-Smooth transitions between the electric engine and the internal combustion engine
-Finding room for a large battery, an electric engine and an internal combustion engine

When Mr. Fujii was in Göteborg to accept the City of Göteborg International Environment Prize he said:
“My boss said we had to develop a prototype that met these goals within one year. In December 1995 we almost had a prototype but it didn’t roll. Our boss was extremely pleased. Then he said “Now we’ll produce it. You have 22 months to make it happen.”

They pulled it off and 22 months later the first Toyota Prius cars rolled out of the plant.

Hybrid technology

A hybrid car has two engines – a normal internal combustion engine and an electric engine. The electric engine runs on a battery that is charged with excess energy from the internal combustion engine. When the car is freewheeling downhill or breaking, the electric engine serves as a generator. In addition, the petroleum engine switches off when the car stands still. In a normal car all this excess energy turns into heat that is ventilated out.

The next challenge is to combine the hybrid technology with engines that are run on non-fossil fuels, for example biofuel or ethanol.

One million Swedish crowns to Ekocentrum

Prize winners Mr. Uchiyamada, Mr. Yaegashi and Mr. Fujii donated all of the one million Swedish crowns prize money to Ekocentrum in Göteborg. The purpose of Toyota’s donation is to make it possible for more compulsory school students to visit Ekocentrum over the coming years to view the foundation’s exhibition on the environment and learn more about its educational work.

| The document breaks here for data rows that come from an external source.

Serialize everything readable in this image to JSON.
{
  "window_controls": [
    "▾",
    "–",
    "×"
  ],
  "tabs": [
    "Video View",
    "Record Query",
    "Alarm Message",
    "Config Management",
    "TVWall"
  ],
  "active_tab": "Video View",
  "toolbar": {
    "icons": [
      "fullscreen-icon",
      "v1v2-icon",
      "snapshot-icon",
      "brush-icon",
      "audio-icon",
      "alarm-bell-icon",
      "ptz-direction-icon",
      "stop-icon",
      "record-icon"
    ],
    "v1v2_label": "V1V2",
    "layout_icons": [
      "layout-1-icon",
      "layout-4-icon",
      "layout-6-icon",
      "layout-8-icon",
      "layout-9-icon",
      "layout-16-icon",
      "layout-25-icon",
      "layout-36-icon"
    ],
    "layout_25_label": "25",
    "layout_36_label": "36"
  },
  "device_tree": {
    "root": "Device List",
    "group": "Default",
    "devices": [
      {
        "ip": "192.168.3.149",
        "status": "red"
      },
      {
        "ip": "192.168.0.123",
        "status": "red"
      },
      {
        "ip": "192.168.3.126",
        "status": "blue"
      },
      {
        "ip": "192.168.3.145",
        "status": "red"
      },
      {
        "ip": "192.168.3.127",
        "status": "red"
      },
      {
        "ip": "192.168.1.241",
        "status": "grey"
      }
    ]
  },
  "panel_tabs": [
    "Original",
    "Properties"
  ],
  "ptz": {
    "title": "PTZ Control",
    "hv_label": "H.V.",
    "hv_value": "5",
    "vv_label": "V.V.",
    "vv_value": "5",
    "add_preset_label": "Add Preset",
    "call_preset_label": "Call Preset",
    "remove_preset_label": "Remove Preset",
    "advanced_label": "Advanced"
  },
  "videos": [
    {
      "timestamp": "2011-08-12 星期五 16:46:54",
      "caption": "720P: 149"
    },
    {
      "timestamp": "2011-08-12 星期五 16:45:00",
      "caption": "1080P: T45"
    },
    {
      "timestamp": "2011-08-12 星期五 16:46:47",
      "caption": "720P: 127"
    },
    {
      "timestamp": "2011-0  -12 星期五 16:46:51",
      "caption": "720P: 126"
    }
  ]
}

Since 1993 Ekocentrum is an independent non-profit Ecocentre that is not only Europe’s largest eco-exhibition of its kind, its curriculum and its lectures are a source of inspiration that provide good examples of how to achieve ecological, sustainable development.

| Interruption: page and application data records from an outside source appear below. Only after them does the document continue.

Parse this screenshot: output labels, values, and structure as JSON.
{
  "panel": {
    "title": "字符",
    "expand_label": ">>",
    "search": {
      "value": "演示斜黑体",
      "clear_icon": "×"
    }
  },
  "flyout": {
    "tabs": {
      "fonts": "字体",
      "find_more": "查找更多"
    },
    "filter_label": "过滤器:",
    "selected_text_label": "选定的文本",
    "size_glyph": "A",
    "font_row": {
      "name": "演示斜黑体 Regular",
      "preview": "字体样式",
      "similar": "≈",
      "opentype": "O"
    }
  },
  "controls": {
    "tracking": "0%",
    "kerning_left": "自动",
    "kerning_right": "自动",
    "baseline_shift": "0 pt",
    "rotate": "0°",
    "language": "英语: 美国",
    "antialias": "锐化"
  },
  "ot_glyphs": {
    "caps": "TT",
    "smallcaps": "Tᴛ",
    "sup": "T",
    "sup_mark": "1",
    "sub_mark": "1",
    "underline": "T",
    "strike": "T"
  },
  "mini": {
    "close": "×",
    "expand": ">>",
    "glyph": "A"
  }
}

Motivation

”The 2006 City of Göteborg International Environment Prize, one million Swedish crowns, is jointly awarded to Takeshi Uchiyamada at Toyota Motor Corporation, Takehisa Yaegashi at Toyota Technical Development Corporation and Yuichi Fujii at Panasonic EV Energy. They receive the price for their outstanding, purposeful and critical contributions to the development of Prius, the world’s first commercial hybrid automobile, of which so far half a million have been sold.

The three engineers have been part of a project team supported by Toyota’s highest management, which under the leadership of Eiji Toyoda, Shoichro Toyoda and Hiroshi Okuda as early as 1993 bravely committed to develop and manufacture a car for the future, halving fuel consumption and with far lower emission levels than at the time were considered feasible.

The hybrid technology may lead to a dramatic improvement of the air quality in cities around the world and, in a longer perspective, to reduce the impact of motor traffic on global climate change. The technology is built on a unique and very effective combination of electric and internal combustion engines. Prius has already set an example for other hybrid-based car, bus and truck models on the current market as well as in vehicles under development. The hybrid technology also constitutes an important link to tomorrow’s so-called plug-in hybrids, electric cars and fuel cell cars.

This year’s award fulfils the Jury’s criteria remarkably well; the criteria of more effective utilisation of resources, of a technical breakthrough and being a process driver in the world, especially in Göteborg. The city is a pioneer with its environmental car project, which has consequencially led to the largest number of hybrid cars per city citizen in Europe. Göteborg is becoming an European centre for research in, and the production of, hybrid cars.”

Vice president Takeshi Uchiyamada led the project successfully and created the organisational reform needed for the development of Prius.
Dr. Takehisa Yaegashi made important contributions to the harmonious combination of the electric and internal combustion engines, which made substantial emission reductions possible.
Dr. Yuichi Fujii was responsible for the electric drive system and the development of a battery that fulfils the specific requirements of a hybrid car.